Margin walkers 

Sean Hoen's eyes are red-rimmed. The Holy Fire vocalist-guitarist is clad in black from head to toe, which makes his fair skin appear nearly translucent; a mess of twisty white-blond hair completes the icy look. Hoen's just lugged open the heavy industrial door that guards the entrance to a cavernous Trumbull Avenue warehouse. It's home to the band's practice space, and as he leads the way down a wide hallway clogged with tour van back seats, the muffled sounds of other groups tearing away at the rock 'n' roll dream are heard from behind closed doors. Holy Fire will embark on its own journey in 2006 — a new label, a new EP, major touring and a full-length on the way. But right now Hoen isn't talkative. "I've gotta warn you," he says with a pained smile, "me and Nathan are sick as dogs."

Nathan Miller, the band's bassist, stands inside the space. Tall and square-jawed, he has the blocky handsomeness of a young Brian Dennehy, and black frame glasses that add a touch of earnestness. Drummer Nick Marko and Holy Fire's most recent addition, guitarist Erik Maluchnik, are laid out nearby. They resemble factory workers after a backbreaking day. They settle on some amps as Miller begins to relate the backstory.

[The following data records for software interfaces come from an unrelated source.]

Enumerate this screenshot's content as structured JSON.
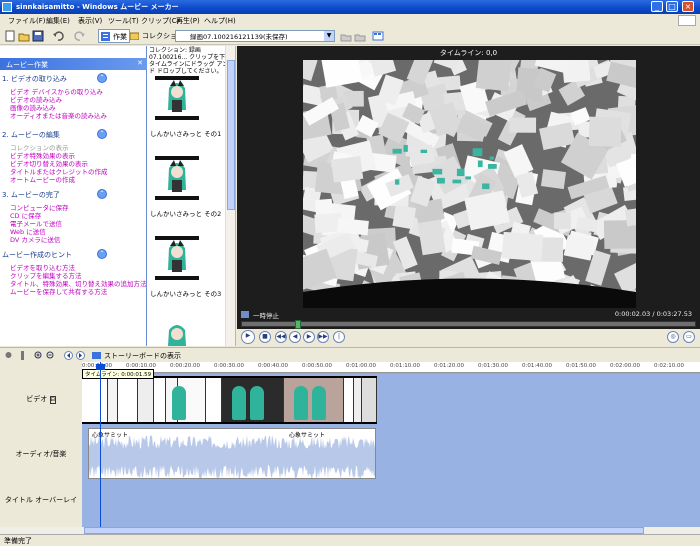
{
  "window": {
    "title": "sinnkaisamitto - Windows ムービー メーカー"
  },
  "menu": [
    "ファイル(F)",
    "編集(E)",
    "表示(V)",
    "ツール(T)",
    "クリップ(C)",
    "再生(P)",
    "ヘルプ(H)"
  ],
  "toolbar": {
    "tasks_label": "作業",
    "collections_label": "コレクション",
    "collection_value": "録画07.100216121139(未保存)"
  },
  "taskpane": {
    "header": "ムービー作業",
    "sections": [
      {
        "title": "1. ビデオの取り込み",
        "links": [
          "ビデオ デバイスからの取り込み",
          "ビデオの読み込み",
          "画像の読み込み",
          "オーディオまたは音楽の読み込み"
        ],
        "dim": []
      },
      {
        "title": "2. ムービーの編集",
        "links": [
          "コレクションの表示",
          "ビデオ特殊効果の表示",
          "ビデオ切り替え効果の表示",
          "タイトルまたはクレジットの作成",
          "オートムービーの作成"
        ],
        "dim": [
          0
        ]
      },
      {
        "title": "3. ムービーの完了",
        "links": [
          "コンピュータに保存",
          "CD に保存",
          "電子メールで送信",
          "Web に送信",
          "DV カメラに送信"
        ],
        "dim": []
      },
      {
        "title": "ムービー作成のヒント",
        "links": [
          "ビデオを取り込む方法",
          "クリップを編集する方法",
          "タイトル、特殊効果、切り替え効果の追加方法",
          "ムービーを保存して共有する方法"
        ],
        "dim": []
      }
    ]
  },
  "clips": {
    "description": "コレクション: 録画07.100216... クリップを下のタイムラインにドラッグ アンド ドロップしてください。",
    "items": [
      {
        "label": "しんかいさみっと その1"
      },
      {
        "label": "しんかいさみっと その2"
      },
      {
        "label": "しんかいさみっと その3"
      }
    ]
  },
  "monitor": {
    "title": "タイムライン: 0,0",
    "status": "一時停止",
    "time": "0:00:02.03 / 0:03:27.53",
    "playback_fraction": 0.012
  },
  "timeline": {
    "storyboard_label": "ストーリーボードの表示",
    "ruler": [
      "0:00:00.00",
      "0:00:10.00",
      "0:00:20.00",
      "0:00:30.00",
      "0:00:40.00",
      "0:00:50.00",
      "0:01:00.00",
      "0:01:10.00",
      "0:01:20.00",
      "0:01:30.00",
      "0:01:40.00",
      "0:01:50.00",
      "0:02:00.00",
      "0:02:10.00"
    ],
    "tracks": {
      "video": "ビデオ",
      "audio": "オーディオ/音楽",
      "title": "タイトル オーバーレイ"
    },
    "audio_clips": [
      "心象サミット",
      "心象サミット"
    ],
    "tooltip": "タイムライン: 0:00:01.59"
  },
  "status": "準備完了"
}
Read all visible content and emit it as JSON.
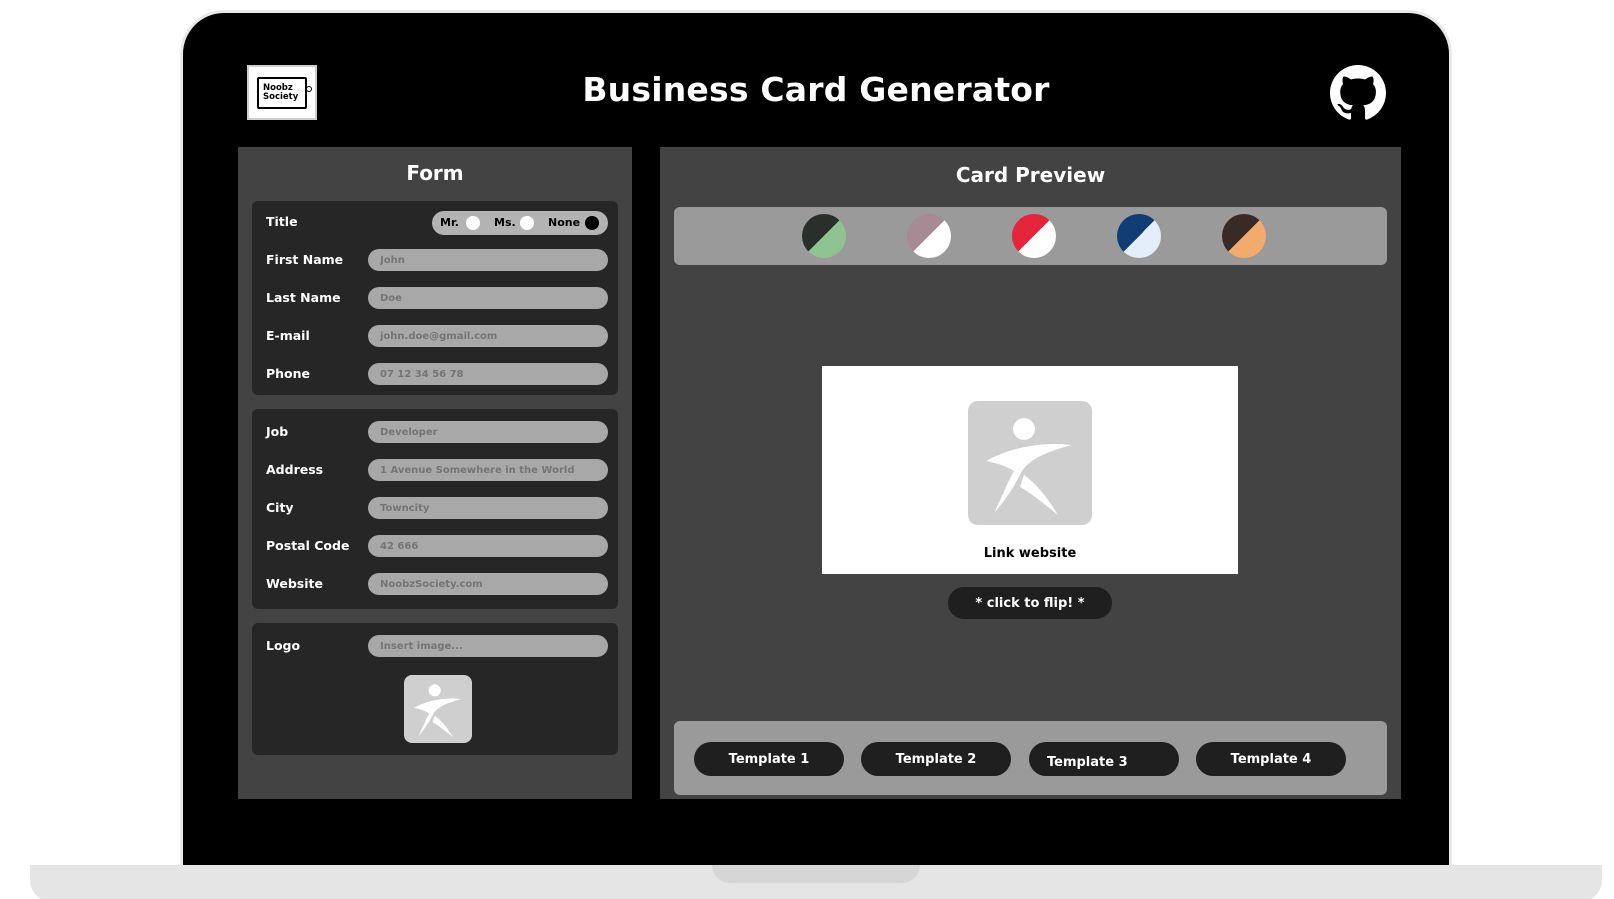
{
  "header": {
    "logo_text_line1": "Noobz",
    "logo_text_line2": "Society",
    "title": "Business Card Generator",
    "github_icon": "github-icon"
  },
  "form": {
    "title": "Form",
    "title_field": {
      "label": "Title",
      "options": [
        "Mr.",
        "Ms.",
        "None"
      ],
      "selected": "None"
    },
    "personal": [
      {
        "label": "First Name",
        "placeholder": "John"
      },
      {
        "label": "Last Name",
        "placeholder": "Doe"
      },
      {
        "label": "E-mail",
        "placeholder": "john.doe@gmail.com"
      },
      {
        "label": "Phone",
        "placeholder": "07 12 34 56 78"
      }
    ],
    "professional": [
      {
        "label": "Job",
        "placeholder": "Developer"
      },
      {
        "label": "Address",
        "placeholder": "1 Avenue Somewhere in the World"
      },
      {
        "label": "City",
        "placeholder": "Towncity"
      },
      {
        "label": "Postal Code",
        "placeholder": "42 666"
      },
      {
        "label": "Website",
        "placeholder": "NoobzSociety.com"
      }
    ],
    "logo": {
      "label": "Logo",
      "placeholder": "Insert image..."
    }
  },
  "preview": {
    "title": "Card Preview",
    "color_themes": [
      {
        "a": "#8fc490",
        "b": "#2a2f2c"
      },
      {
        "a": "#ffffff",
        "b": "#a78a93"
      },
      {
        "a": "#ffffff",
        "b": "#e3243b"
      },
      {
        "a": "#e4eef8",
        "b": "#0f3d74"
      },
      {
        "a": "#f2ab6b",
        "b": "#3a2a26"
      }
    ],
    "card_link": "Link website",
    "flip_label": "* click to flip! *",
    "templates": [
      "Template 1",
      "Template 2",
      "Template 3",
      "Template 4"
    ]
  }
}
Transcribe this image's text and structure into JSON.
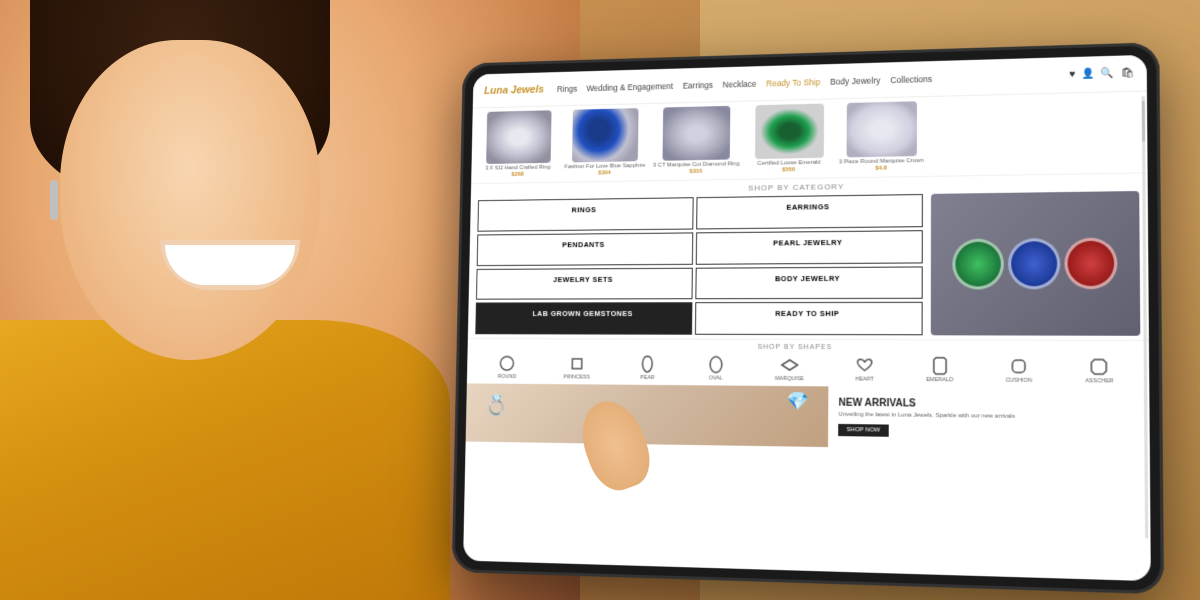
{
  "background": {
    "color_left": "#c8a060",
    "color_right": "#b89050"
  },
  "tablet": {
    "website": {
      "logo": "Luna Jewels",
      "nav": {
        "items": [
          {
            "label": "Rings",
            "active": false
          },
          {
            "label": "Wedding & Engagement",
            "active": false
          },
          {
            "label": "Earrings",
            "active": false
          },
          {
            "label": "Necklace",
            "active": false
          },
          {
            "label": "Ready To Ship",
            "active": true
          },
          {
            "label": "Body Jewelry",
            "active": false
          },
          {
            "label": "Collections",
            "active": false
          }
        ]
      },
      "icons": [
        "♥",
        "👤",
        "🔍",
        "🛍"
      ],
      "products": [
        {
          "name": "3 F SI2 Hand Crafted Ring",
          "price": "$268"
        },
        {
          "name": "Fashion For Love Blue Sapphire",
          "price": "$304"
        },
        {
          "name": "3 CT Marquise Cut Diamond Ring",
          "price": "$310"
        },
        {
          "name": "Certified Loose Emerald",
          "price": "$550"
        },
        {
          "name": "3 Piece Round Marquise Crown",
          "price": "$4.8"
        }
      ],
      "shop_by_category": {
        "label": "SHOP BY CATEGORY",
        "items": [
          {
            "label": "RINGS"
          },
          {
            "label": "EARRINGS"
          },
          {
            "label": "PENDANTS"
          },
          {
            "label": "PEARL JEWELRY"
          },
          {
            "label": "JEWELRY SETS"
          },
          {
            "label": "BODY JEWELRY"
          },
          {
            "label": "LAB GROWN GEMSTONES"
          },
          {
            "label": "READY TO SHIP"
          }
        ]
      },
      "shop_by_shapes": {
        "label": "SHOP BY SHAPES",
        "items": [
          {
            "label": "ROUND"
          },
          {
            "label": "PRINCESS"
          },
          {
            "label": "PEAR"
          },
          {
            "label": "OVAL"
          },
          {
            "label": "MARQUISE"
          },
          {
            "label": "HEART"
          },
          {
            "label": "EMERALD"
          },
          {
            "label": "CUSHION"
          },
          {
            "label": "ASSCHER"
          }
        ]
      },
      "new_arrivals": {
        "title": "NEW ARRIVALS",
        "subtitle": "Unveiling the latest in Luna Jewels. Sparkle with our new arrivals",
        "cta": "SHOP NOW"
      }
    }
  }
}
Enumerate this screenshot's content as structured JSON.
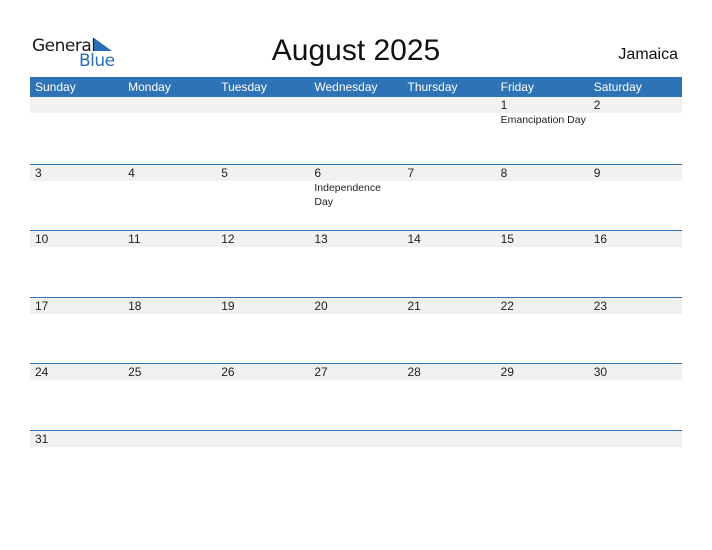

Miller and Hoen used to play in the local post-hardcore unit Thoughts of Ionesco, and the Holy Fire's initial stirrings came through a mutual love of legendary groups like Fugazi, Big Black and Hüsker Dü. When Miller joined in late 2003, it was still an unnamed project of Marko and Hoen's: a reason to drink heavily and write songs with arcing guitars and scary song titles. But early recording sessions in Toronto gave birth to a sound-defining, eponymous debut 2005 EP, a batch of songs immersed in the anxious wanting of '90s indie rock but with hooks and big guitar moments grafted on. This is all wrapped up in "Sleeping, Screaming Boy." It begins in a murmur of minor chords and snare drum, but then Hoen's voice rises like a man suddenly provoked, and the melody shifts to something pleading and a little angry, "Do you need someone to scream you/To sleep anymore?" he asks. "Do you need some corner to shove/All the things that you love?"

The emotions in the songs often seem detached at first, like Hoen's Benadryl-deflated torpor. But the feelings, failings and fuck-yous are soon revealed as seething embers. Caution: hot surface.

Holy Fire signed with the Militia Group earlier this year. They were heartened by the southern California label's personal approach, but also its other recent signings, promising indie and post-everything acts like Jealous Sound and Appleseed Cast. Post-everything is how the members of Holy Fire see themselves.

On their new EP, In the Name of the World, they draw from their initial influences. But they aren't afraid to punch up the melodies, lighten the lead vocal with harmonies or equate love with grime. It's a contemporary sound with feeling that nonetheless refuses to be pegged as "emo," that catchall tag for young bands who pair melodramatic soliloquies with pogo moments, and, of course, great hair. The Holy Fire say it in unison, as they stand in their practice space flanked by Iron Maiden posters: "We're not emo." And you believe them. Because this is a band on the verge, musicians who got here their own way and they're not going to dumb down their seething, anxious sound for something fleeting or slick. "So give us a song," Hoen sings on the title track to In the Name of the World, and Marko's snare reports like he's counting off a march into battle. "We just want to know if you can spare a word to hang on."

Johnny Loftus is a freelance writer. Send comments to letters@metrotimes.com

Speaking of Rock/Pop

Best Things to Do In Detroit

Newsletters

Never miss a beat

Sign Up Now

Subscribe now to get the latest news delivered right to your inbox.